### INSTRUCTIONS TO FOLLOW
Where in the data below does the word "머니드림에" appear? Copy each line that holds it.

### SOURCE INFORMATION
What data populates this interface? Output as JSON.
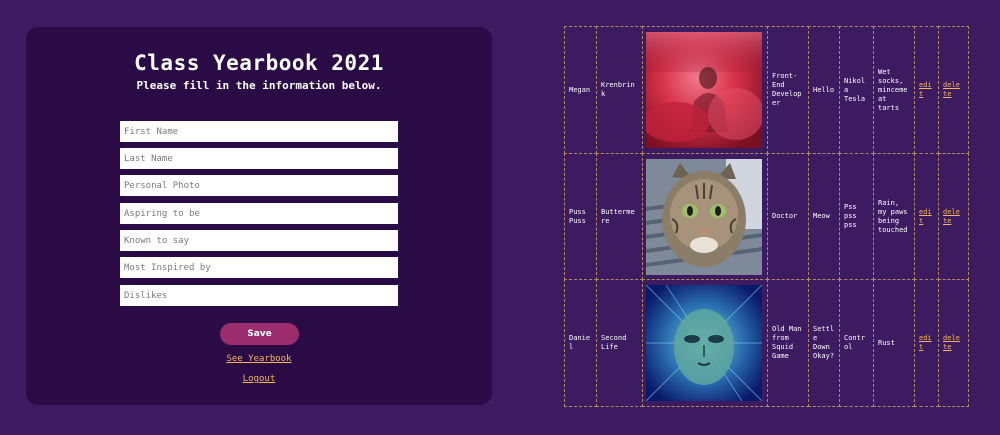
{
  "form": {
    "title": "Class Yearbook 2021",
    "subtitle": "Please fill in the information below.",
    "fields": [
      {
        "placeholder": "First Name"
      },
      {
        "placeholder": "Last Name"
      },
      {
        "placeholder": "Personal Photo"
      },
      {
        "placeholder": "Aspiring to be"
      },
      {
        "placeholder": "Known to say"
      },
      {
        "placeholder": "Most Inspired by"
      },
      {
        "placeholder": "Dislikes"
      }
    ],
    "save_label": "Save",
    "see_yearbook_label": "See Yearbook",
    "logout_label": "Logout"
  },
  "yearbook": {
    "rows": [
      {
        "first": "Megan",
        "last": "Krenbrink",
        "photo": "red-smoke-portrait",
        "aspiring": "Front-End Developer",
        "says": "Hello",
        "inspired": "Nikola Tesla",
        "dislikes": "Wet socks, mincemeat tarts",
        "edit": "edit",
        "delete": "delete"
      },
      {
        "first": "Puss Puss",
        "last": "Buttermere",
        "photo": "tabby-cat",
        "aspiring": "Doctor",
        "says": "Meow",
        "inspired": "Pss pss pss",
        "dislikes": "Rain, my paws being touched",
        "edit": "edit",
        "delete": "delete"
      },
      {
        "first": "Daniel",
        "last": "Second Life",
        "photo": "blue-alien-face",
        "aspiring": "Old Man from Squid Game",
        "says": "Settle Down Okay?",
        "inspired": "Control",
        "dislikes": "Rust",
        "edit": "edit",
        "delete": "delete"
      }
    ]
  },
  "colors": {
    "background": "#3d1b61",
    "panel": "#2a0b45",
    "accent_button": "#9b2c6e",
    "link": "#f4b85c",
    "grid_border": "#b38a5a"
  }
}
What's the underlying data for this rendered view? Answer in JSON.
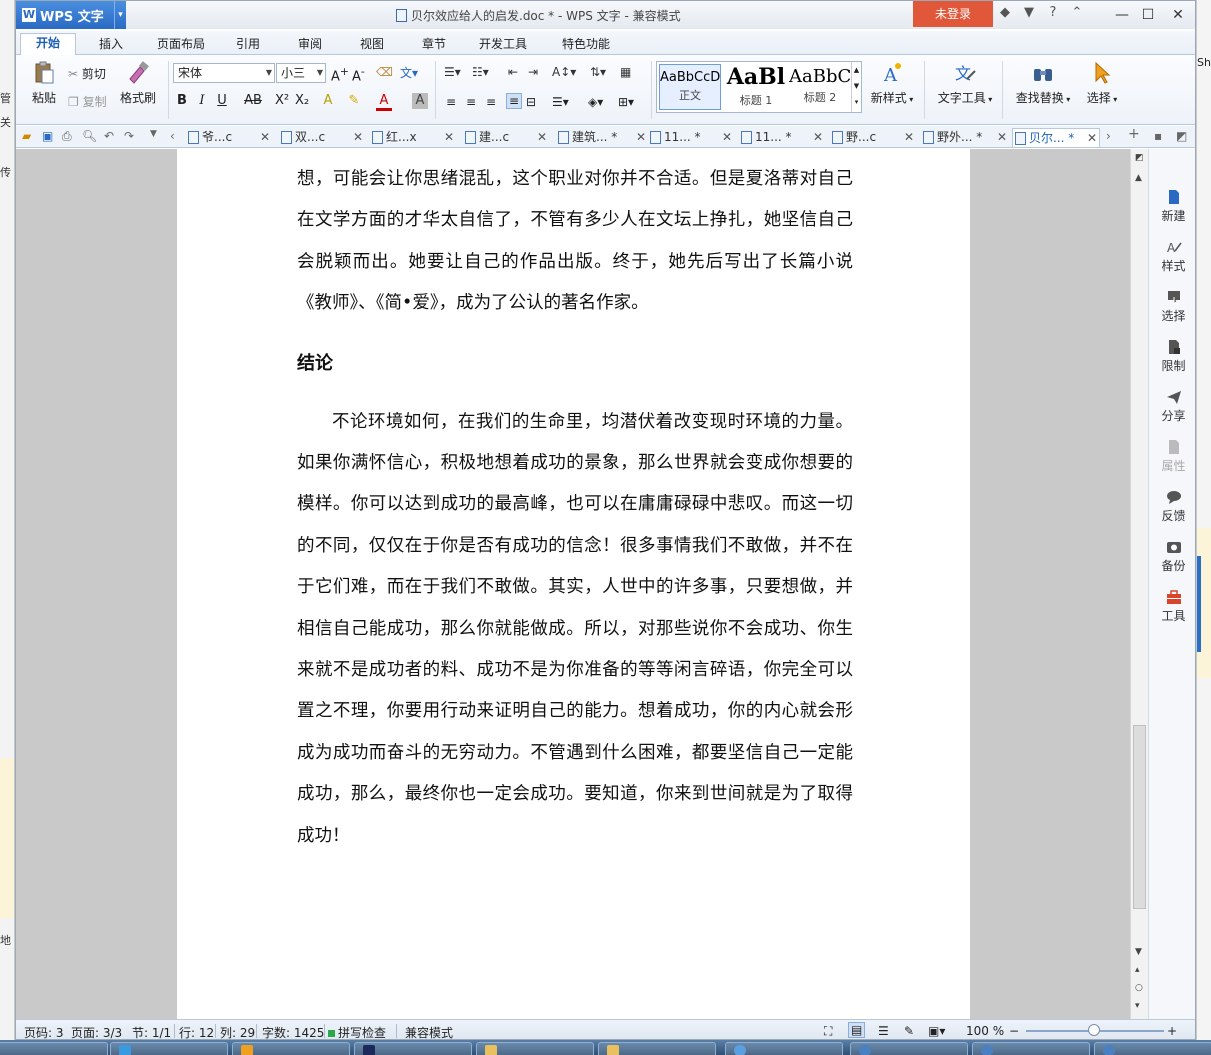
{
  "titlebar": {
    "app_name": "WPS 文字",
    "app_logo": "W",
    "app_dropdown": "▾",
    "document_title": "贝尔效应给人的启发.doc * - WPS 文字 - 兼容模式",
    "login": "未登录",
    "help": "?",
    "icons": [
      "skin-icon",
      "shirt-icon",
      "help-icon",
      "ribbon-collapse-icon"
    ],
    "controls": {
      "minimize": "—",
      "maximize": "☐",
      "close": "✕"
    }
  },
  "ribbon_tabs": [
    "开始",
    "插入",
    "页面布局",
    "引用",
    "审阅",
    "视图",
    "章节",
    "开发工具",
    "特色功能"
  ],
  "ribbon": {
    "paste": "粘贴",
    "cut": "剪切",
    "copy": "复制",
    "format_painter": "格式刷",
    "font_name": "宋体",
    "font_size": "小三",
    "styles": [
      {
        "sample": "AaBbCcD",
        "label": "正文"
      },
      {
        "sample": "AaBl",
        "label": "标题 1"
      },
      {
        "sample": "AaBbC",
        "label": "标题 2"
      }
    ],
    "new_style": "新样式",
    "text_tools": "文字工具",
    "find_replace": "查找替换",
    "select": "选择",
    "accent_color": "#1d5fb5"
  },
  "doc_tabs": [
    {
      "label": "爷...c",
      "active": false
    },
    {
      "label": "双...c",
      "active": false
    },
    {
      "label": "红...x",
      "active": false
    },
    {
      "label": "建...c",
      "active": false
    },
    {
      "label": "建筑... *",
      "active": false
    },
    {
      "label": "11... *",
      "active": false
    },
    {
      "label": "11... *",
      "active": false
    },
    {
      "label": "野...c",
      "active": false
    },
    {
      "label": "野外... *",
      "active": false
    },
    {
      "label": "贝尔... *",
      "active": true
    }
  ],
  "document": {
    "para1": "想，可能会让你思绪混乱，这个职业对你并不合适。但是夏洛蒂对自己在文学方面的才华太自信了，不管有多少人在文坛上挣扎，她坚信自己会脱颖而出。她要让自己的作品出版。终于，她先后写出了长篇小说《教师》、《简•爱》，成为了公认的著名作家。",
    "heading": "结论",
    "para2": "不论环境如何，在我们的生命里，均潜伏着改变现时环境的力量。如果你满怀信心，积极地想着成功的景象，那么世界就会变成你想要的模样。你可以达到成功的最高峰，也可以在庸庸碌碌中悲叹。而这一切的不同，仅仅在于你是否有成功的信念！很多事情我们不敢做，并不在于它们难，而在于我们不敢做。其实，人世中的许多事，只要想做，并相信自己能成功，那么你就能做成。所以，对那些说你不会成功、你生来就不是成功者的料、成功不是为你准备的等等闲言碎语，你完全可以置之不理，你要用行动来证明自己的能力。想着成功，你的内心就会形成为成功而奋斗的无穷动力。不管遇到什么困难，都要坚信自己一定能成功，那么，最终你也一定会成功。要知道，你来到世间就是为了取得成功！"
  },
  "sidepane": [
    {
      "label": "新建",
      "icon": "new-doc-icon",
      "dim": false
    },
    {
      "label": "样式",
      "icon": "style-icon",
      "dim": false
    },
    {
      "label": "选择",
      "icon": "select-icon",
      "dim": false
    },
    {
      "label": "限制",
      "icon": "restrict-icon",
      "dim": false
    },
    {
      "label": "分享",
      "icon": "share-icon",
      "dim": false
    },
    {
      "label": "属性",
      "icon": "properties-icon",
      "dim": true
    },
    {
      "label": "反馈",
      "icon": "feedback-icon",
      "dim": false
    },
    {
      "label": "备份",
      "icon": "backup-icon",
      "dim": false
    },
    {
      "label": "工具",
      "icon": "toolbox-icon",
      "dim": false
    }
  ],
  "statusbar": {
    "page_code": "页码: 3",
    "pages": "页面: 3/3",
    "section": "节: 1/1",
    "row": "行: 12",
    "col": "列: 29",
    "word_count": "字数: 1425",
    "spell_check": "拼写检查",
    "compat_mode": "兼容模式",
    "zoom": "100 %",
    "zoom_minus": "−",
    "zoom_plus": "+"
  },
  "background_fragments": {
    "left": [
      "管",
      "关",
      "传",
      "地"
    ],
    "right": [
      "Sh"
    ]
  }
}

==

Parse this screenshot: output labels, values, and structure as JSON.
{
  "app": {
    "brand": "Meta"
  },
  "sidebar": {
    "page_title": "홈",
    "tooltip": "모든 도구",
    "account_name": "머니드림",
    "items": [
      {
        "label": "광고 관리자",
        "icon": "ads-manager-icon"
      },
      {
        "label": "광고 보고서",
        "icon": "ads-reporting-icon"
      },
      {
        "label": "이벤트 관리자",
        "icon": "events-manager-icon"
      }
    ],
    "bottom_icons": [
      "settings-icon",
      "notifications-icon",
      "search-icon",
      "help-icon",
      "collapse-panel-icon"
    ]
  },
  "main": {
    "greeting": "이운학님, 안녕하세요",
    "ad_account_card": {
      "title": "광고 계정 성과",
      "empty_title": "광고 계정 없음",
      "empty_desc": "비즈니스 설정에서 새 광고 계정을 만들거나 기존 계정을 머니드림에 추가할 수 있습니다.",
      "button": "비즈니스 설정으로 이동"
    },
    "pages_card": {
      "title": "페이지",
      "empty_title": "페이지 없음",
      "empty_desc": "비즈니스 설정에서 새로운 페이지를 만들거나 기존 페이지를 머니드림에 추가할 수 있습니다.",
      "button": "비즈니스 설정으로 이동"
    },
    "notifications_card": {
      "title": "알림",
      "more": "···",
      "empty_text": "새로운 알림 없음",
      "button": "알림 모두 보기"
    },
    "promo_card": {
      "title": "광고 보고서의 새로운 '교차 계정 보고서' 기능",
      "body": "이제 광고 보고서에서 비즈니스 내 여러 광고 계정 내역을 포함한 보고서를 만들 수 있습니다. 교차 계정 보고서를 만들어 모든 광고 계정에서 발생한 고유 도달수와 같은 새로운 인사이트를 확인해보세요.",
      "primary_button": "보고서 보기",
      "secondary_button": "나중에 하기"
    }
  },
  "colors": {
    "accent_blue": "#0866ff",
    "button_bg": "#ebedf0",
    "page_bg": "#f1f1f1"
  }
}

### ANSWER TO THIS PROBLEM
      "empty_desc": "비즈니스 설정에서 새 광고 계정을 만들거나 기존 계정을 머니드림에 추가할 수 있습니다.",
      "empty_desc": "비즈니스 설정에서 새로운 페이지를 만들거나 기존 페이지를 머니드림에 추가할 수 있습니다.",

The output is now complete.